The Washington Post solicited comment from every school district in the state, and most had no initial comment. But in Northern Virginia, the initial response from several districts was strongly negative.
Virginia politics have tried to restrict the rights of transgender students
Alexandria City Public School leaders pledged to maintain their commitment to “gender-affirming policies” for all students.
“We are concerned about these ‘model policies’ which do not align with our mission, vision and core values to support all students and staff, in particular, our core value of ensuring that we provide a welcoming environment for all world in our school community,” reads a letter to staff and families from District School Board Chair Meagan L. Alderton and Acting Superintendent of Schools Melanie Kay-Wyatt.

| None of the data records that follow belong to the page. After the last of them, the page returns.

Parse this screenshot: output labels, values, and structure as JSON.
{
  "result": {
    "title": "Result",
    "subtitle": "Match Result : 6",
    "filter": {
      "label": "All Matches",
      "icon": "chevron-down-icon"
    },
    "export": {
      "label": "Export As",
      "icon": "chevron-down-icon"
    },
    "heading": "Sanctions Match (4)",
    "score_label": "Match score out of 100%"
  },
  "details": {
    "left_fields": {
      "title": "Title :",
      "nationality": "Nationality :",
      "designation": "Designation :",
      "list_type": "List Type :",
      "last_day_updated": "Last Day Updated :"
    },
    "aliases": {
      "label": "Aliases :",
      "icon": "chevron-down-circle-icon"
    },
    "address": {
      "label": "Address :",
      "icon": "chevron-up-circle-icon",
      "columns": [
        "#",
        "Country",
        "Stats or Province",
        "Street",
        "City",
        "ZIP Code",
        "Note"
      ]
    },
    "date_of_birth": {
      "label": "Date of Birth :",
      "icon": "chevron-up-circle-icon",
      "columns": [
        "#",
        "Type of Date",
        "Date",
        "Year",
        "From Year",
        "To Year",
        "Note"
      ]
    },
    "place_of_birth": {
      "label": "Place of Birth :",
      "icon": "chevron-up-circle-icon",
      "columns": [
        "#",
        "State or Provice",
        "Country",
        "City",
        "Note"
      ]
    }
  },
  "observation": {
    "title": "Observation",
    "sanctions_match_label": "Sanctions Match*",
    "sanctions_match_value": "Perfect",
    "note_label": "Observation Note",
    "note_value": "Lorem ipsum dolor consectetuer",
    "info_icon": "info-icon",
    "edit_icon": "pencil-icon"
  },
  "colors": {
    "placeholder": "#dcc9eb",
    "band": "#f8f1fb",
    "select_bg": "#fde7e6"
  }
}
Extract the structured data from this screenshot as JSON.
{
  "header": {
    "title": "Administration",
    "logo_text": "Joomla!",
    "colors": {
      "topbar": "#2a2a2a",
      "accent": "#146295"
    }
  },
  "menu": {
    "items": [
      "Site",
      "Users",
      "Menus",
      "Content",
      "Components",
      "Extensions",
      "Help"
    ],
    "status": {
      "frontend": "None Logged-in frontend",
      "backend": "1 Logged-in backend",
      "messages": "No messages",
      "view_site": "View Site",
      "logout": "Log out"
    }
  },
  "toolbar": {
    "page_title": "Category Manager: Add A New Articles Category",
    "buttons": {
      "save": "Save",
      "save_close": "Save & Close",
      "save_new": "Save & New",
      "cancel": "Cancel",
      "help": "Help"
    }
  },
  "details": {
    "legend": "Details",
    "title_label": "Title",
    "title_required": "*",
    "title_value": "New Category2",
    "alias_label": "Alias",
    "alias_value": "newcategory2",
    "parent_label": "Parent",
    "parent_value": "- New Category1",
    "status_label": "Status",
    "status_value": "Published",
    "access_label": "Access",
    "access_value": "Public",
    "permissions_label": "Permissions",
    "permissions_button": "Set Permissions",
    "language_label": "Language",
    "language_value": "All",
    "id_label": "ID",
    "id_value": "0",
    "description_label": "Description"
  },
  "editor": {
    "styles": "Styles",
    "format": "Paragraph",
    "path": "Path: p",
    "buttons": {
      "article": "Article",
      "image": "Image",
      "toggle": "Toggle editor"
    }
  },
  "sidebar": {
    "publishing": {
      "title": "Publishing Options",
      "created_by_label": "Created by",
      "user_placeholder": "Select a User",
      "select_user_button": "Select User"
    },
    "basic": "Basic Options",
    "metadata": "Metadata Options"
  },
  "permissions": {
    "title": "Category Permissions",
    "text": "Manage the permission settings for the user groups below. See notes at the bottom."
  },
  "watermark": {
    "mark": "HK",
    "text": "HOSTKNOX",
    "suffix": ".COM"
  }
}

Falls Church City Public Schools also suggested he might resist. In a statement to the community, the leaders said they wanted to “assure our community that we value and support every student in our care.” They wrote that the district is committed to upholding Virginia’s human rights law and case law which requires “respecting the gender identity of transgender students like any other student.”
A similar statement came from Arlington Public Schools, along with a link to resources for LGBTQ youth and ensuring that existing non-discrimination policies remain in effect.
Other districts said they were awaiting further guidance from the state, and some suggested they would comply with any guidance issued.
“Pulaski County Public Schools maintains the position of always complying with state law and incorporating policies and procedures as directed by the Virginia Department of Education,” said Kevin W. Siers, division superintendent for the district. “This is how we arrived at our current policy and the guiding principle by which we will make future adjustments.”
The new policy is a reversal of a statewide order put in place just two years ago by Youngkin’s Democratic predecessor, Gov. Ralph Northam. His version required that transgender students have access to restrooms, locker rooms, and locker rooms that matched their gender identity. The guidelines also stated that schools allow transgender students to participate in school programs consistent with their gender identity, and required that districts and teachers accept and use students’ pronoun and gender identity, without question.
Culpeper County Public Schools said in response to questions that the district was already in compliance with the new rules and never adopted Northam’s guidelines in the first place, said Division Superintendent Anthony S. Brads in an email.
He said teachers and staff are required to refer to students by the names and pronouns listed on the class lists and if a family wants to change this, the student and at least one parent must apply to the School principal. He said transgender students have access to the restroom if they “consistently and truthfully present a gender” and if confirmed by at least one parent or legal guardian.
A Stafford County Public Schools official, James Stemple, said his district already requires a gender support plan for transgender students, which must be initiated by parents or guardians.
And a Chesapeake Public Schools spokesperson said the district is reviewing the new guidelines and “will submit proposed amendments for board approval if warranted.”
At Martinsville City Public Schools, spokesperson Callie Hietala said the district allows transgender students to use school facilities and participate in sports based on their gender identity, and that teachers use names and students’ favorite pronouns. Students can initiate changes to their names or pronouns, and teachers are not required to notify parents if this occurs.
She did not indicate what will happen next.
“Whether our current policies change or not is up to our school board to decide,” she said. “We will respect the decisions they make.”
Hannah Natanson contributed to this report.